Tre Mission’s “Stigmata” sends the artist in a new direction

After much anticipation and success with his debut album Malmaison last year, 22-year-old Tre Mission is releasing a follow-up: Stigmata. Having composed and shared on the web for years, Tre Mission, though young, has had a strong international following in the Grime scene, which is characterized by fast-action beats and quick turns of phrase. The new album, however, gets a bit more mainstream.

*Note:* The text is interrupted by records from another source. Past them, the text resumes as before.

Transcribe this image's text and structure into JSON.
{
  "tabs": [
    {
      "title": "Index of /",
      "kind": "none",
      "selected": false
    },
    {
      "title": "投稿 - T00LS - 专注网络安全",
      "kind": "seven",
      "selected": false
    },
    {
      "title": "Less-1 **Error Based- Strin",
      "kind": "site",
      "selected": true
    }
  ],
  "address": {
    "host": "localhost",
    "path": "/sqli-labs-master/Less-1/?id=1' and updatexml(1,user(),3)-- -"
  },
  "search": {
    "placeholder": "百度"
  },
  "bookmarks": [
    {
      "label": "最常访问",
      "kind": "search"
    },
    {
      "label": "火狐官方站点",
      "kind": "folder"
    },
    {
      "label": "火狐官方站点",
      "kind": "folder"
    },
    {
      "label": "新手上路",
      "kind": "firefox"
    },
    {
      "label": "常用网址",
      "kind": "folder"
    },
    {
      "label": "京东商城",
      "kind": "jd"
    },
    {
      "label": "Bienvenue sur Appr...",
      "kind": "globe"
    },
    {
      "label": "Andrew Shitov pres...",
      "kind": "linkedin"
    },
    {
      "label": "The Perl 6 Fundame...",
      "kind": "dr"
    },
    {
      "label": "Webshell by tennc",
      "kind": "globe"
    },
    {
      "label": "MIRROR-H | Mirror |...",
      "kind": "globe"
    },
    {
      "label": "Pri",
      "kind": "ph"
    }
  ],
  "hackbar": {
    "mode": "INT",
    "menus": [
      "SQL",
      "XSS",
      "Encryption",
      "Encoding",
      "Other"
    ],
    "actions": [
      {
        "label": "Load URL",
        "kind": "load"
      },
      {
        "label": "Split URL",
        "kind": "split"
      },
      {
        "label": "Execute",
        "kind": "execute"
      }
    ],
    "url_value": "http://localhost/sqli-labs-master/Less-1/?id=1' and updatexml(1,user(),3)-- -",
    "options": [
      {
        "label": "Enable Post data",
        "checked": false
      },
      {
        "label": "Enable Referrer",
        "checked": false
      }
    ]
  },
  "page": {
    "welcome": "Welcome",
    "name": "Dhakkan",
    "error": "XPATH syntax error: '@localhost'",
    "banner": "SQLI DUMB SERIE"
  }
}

The Grime music scene started over in England, with Dizzee Rascal being its most well-known denizen, so it’s not surprising Stigmata is packed with British rappers. Skepta, his brother JME, and Merky Ace – all well-known Englishmen make appearances as well as some homegrown Canadian talent like K-OS and Andreena. Both Tre Mission albums are heavy with outside influence, his lyrical content is kind of west-coast gangster with some English slang thrown in, reggae beats in the background, and of course the staccato Grime rhythm shepherding each song along. But where Malmaison was a true Grime album in the sense that it sounded like it was recorded in a garage with a MacBook and a drum machine and all the songs were bangers, focused on being the kind of music you blare from your car while rolling up to a party; Stigmata gets a little commercial. Though his lyrics come at a million miles-an-hour, the background beats are slowed down, the content gets a little melodramatic, and there are extended refrains.

Oh, the refrains. When you speak with the pacing of a racecar engine it’s understandable that you’re going to struggle to make a song last three or four minutes after you’ve said everything there is to say. What Tre Mission seems to have done is just fill up time with refrains. The most frustrating example is the song “Money Make (her)” where Andreena repeats the phrase, ‘Money make her, money make cu-cu-ga, money make her’ – which takes up about a third of the track.

As stated before, Grime is at its core street music. Part of its appeal is the low production value and focus on the primary rapper. But with Stigmata, and its endless refrains sung by pretty-sounding ladies, Tre Mission has moved away from Grime into pop-rap. This is fine, maybe even natural, artists change and adapt between albums all the time. The problem is that he’s still relying on cheesy drum machines and Spartan production methods to layer his music in a not-very-sophisticated way. If he wants to be a pop-rapper, he’s going to need to get himself a real drummer and read up on sound design.

This isn’t to say the album is bad, because it isn’t, but it does have the feel of transition. Tre Mission has gotten quite a bit of attention since Malmaison and all the producers, journalists, executives, got signed by Big Dada, and fellow musicians he’s been around this past year have no doubt had an effect on his style. Therefore, Stigmata can best be described as a piece of a larger project, a step to Tre Mission discovering a whole new style and becoming a star – or – a dalliance before he reverts to his roots and takes Grime to another level – either way it seems he’s destined for something big. We’ll see after the album drops on the eleventh of this month.